::: SUPPLIED DATA :::

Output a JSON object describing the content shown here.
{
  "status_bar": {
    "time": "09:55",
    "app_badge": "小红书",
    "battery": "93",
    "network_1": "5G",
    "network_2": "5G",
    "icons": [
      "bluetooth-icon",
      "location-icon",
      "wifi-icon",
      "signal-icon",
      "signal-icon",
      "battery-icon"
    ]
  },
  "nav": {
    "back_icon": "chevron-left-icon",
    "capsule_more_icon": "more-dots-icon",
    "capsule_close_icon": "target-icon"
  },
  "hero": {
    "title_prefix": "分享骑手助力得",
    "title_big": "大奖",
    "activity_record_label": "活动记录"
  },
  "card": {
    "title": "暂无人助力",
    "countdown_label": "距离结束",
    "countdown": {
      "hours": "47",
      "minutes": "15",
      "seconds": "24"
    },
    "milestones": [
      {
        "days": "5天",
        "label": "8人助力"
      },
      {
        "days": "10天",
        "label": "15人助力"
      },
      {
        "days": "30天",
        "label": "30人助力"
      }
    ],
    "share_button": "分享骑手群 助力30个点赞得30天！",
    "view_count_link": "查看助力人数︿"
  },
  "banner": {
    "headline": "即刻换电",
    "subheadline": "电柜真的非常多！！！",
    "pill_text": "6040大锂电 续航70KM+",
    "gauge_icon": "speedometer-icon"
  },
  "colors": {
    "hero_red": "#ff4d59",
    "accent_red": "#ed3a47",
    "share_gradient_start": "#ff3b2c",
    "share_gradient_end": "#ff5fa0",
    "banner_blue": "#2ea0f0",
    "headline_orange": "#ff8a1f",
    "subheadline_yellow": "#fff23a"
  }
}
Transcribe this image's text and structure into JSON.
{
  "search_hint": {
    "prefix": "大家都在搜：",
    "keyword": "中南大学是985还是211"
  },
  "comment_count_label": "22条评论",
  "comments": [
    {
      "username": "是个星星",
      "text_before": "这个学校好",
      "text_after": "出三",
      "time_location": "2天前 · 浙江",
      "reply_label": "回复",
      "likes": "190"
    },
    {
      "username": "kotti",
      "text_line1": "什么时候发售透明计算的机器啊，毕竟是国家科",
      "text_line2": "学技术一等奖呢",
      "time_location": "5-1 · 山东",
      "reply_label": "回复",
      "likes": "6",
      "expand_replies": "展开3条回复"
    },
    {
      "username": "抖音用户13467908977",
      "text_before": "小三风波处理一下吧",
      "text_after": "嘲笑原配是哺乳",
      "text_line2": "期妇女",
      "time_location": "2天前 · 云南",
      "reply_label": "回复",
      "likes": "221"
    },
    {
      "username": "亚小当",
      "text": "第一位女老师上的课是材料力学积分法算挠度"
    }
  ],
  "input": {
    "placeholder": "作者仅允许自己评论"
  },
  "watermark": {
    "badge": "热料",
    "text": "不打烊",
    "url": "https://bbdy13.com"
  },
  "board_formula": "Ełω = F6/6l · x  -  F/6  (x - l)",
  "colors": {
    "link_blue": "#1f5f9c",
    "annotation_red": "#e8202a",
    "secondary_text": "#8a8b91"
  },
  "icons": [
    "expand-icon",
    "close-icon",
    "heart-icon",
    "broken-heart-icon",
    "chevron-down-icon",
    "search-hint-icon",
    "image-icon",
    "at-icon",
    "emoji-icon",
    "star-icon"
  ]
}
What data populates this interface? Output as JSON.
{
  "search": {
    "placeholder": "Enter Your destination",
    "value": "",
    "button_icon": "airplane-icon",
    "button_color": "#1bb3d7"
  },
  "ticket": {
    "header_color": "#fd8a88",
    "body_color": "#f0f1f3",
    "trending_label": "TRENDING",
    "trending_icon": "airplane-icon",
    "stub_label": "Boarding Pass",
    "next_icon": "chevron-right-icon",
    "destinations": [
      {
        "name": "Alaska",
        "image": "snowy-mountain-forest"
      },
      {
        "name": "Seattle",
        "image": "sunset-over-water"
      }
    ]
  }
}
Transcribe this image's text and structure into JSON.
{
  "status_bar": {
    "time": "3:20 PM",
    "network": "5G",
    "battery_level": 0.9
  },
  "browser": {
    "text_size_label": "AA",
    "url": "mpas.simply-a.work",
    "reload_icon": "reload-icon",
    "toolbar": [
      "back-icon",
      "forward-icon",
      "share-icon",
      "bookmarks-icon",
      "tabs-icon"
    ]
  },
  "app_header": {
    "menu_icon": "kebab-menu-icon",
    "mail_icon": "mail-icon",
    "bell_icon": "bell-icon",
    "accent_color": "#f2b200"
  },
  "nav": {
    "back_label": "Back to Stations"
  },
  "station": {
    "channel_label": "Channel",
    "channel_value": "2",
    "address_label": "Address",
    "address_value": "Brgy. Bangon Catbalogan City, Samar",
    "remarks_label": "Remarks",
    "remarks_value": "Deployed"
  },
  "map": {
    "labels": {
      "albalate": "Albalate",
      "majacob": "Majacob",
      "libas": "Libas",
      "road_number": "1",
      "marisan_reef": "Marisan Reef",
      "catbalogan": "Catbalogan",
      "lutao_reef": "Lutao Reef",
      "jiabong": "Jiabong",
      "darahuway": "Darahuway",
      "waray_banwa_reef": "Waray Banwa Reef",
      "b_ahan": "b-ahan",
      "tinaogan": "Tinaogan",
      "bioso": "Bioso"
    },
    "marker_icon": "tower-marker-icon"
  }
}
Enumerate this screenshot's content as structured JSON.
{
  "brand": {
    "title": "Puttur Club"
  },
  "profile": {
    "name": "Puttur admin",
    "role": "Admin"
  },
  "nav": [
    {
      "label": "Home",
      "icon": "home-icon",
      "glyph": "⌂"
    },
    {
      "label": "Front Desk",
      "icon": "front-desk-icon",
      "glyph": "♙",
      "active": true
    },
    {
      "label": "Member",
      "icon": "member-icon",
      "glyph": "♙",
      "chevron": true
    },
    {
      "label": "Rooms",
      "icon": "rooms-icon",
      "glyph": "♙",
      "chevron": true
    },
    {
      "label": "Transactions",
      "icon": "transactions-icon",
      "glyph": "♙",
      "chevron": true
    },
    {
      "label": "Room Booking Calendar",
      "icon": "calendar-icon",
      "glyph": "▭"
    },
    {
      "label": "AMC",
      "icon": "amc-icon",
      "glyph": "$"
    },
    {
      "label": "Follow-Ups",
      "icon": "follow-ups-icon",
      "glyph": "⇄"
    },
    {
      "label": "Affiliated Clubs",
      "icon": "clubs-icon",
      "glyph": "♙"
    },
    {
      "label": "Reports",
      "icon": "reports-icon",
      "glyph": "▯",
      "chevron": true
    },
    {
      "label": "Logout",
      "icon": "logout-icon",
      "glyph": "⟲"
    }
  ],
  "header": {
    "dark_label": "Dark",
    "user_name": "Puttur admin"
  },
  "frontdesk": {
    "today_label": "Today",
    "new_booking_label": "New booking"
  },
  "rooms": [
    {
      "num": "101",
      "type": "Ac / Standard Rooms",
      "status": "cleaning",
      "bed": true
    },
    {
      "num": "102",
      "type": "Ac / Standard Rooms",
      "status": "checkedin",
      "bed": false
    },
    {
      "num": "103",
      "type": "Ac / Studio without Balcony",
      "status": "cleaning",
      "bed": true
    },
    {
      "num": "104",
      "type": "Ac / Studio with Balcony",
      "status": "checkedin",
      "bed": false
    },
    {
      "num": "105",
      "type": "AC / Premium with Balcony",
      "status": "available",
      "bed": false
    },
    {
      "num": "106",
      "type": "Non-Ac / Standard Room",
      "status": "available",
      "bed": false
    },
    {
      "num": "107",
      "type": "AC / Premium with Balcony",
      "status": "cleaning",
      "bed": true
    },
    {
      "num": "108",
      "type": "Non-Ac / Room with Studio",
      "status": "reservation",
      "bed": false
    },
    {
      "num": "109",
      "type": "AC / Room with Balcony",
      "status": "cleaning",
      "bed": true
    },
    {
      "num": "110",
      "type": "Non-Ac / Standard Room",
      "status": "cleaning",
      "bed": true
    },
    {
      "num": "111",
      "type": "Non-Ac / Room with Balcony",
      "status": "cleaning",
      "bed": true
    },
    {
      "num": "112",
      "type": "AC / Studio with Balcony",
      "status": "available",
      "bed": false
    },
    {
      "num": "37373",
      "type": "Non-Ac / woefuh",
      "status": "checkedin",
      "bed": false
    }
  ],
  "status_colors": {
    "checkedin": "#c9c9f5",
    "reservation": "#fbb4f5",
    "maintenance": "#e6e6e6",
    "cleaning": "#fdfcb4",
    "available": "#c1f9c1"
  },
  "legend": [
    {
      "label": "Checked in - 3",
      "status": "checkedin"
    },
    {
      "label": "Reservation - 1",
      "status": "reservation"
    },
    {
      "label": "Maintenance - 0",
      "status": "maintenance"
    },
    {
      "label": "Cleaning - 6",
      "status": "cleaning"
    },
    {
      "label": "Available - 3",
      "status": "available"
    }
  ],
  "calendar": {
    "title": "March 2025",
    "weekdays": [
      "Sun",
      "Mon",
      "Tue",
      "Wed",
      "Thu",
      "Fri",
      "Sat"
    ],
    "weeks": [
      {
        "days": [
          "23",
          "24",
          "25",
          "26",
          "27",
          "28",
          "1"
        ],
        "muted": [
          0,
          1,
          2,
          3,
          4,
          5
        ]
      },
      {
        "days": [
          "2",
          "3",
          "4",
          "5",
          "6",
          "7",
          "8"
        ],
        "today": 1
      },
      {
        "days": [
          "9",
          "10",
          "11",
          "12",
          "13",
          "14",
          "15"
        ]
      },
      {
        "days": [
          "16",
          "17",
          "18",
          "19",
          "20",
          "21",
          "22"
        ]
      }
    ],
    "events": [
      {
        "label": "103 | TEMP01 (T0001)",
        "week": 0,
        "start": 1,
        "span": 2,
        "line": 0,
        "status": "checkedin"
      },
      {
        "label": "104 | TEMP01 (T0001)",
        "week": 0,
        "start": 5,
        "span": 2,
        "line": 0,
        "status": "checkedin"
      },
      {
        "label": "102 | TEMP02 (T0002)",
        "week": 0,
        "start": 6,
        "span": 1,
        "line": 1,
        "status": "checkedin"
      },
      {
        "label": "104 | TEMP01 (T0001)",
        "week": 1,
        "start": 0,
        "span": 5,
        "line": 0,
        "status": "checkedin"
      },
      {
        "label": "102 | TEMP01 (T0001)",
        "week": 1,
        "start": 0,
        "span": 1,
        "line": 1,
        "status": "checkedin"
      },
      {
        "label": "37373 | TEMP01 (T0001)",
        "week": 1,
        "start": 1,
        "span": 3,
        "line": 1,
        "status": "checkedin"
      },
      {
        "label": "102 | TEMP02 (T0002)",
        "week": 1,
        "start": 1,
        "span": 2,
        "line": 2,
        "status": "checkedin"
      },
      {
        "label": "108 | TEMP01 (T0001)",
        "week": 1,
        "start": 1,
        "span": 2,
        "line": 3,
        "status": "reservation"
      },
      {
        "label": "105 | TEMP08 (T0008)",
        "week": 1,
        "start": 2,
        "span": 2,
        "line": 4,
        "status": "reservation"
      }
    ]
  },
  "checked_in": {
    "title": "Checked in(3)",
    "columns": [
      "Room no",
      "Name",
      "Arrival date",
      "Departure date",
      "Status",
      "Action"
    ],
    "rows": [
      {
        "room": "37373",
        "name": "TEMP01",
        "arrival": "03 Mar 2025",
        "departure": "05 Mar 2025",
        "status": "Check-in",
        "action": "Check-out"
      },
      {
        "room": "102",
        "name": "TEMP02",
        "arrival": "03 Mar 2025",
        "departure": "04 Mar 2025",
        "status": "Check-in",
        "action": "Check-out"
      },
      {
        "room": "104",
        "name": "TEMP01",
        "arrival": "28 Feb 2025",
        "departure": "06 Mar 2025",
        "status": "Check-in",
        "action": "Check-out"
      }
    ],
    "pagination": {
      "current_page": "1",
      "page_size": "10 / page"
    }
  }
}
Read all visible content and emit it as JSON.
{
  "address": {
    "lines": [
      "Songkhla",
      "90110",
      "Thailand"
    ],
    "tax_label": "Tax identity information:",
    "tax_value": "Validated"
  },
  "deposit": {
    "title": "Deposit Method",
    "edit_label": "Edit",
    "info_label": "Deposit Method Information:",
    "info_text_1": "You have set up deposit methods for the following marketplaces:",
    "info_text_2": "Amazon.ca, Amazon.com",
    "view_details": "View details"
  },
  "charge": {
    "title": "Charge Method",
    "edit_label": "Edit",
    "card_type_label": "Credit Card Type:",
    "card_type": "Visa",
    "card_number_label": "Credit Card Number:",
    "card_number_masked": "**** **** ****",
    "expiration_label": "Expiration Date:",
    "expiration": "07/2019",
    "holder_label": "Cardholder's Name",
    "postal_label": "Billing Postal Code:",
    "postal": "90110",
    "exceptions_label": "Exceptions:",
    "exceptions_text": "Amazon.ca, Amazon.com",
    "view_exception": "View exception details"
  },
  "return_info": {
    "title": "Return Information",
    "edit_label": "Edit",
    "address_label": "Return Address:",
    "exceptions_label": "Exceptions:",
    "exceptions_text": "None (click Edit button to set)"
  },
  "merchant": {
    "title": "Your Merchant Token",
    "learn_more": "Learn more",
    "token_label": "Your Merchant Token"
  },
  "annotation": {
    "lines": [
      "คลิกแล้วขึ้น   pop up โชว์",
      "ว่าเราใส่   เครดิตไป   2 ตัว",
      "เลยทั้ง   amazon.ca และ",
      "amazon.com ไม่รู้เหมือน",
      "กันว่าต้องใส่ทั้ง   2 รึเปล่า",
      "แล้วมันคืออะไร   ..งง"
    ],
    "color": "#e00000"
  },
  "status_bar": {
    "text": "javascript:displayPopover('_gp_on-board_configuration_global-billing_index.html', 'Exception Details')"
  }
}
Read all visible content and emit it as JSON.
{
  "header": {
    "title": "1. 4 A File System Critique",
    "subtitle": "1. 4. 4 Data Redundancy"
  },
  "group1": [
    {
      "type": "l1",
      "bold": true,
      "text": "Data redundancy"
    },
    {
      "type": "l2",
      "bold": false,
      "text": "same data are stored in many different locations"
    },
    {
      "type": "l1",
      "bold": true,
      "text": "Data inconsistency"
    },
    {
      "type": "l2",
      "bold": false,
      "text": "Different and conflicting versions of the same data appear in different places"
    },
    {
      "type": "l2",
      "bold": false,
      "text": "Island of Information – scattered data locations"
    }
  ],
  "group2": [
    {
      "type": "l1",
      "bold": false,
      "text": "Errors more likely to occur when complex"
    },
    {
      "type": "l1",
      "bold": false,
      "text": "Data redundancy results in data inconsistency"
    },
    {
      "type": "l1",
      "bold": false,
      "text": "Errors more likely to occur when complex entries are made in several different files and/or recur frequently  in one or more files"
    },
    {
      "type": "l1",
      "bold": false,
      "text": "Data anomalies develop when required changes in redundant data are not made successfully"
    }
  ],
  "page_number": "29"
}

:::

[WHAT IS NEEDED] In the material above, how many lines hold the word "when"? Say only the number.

[SOLUTION FOR THIS EXERCISE] 3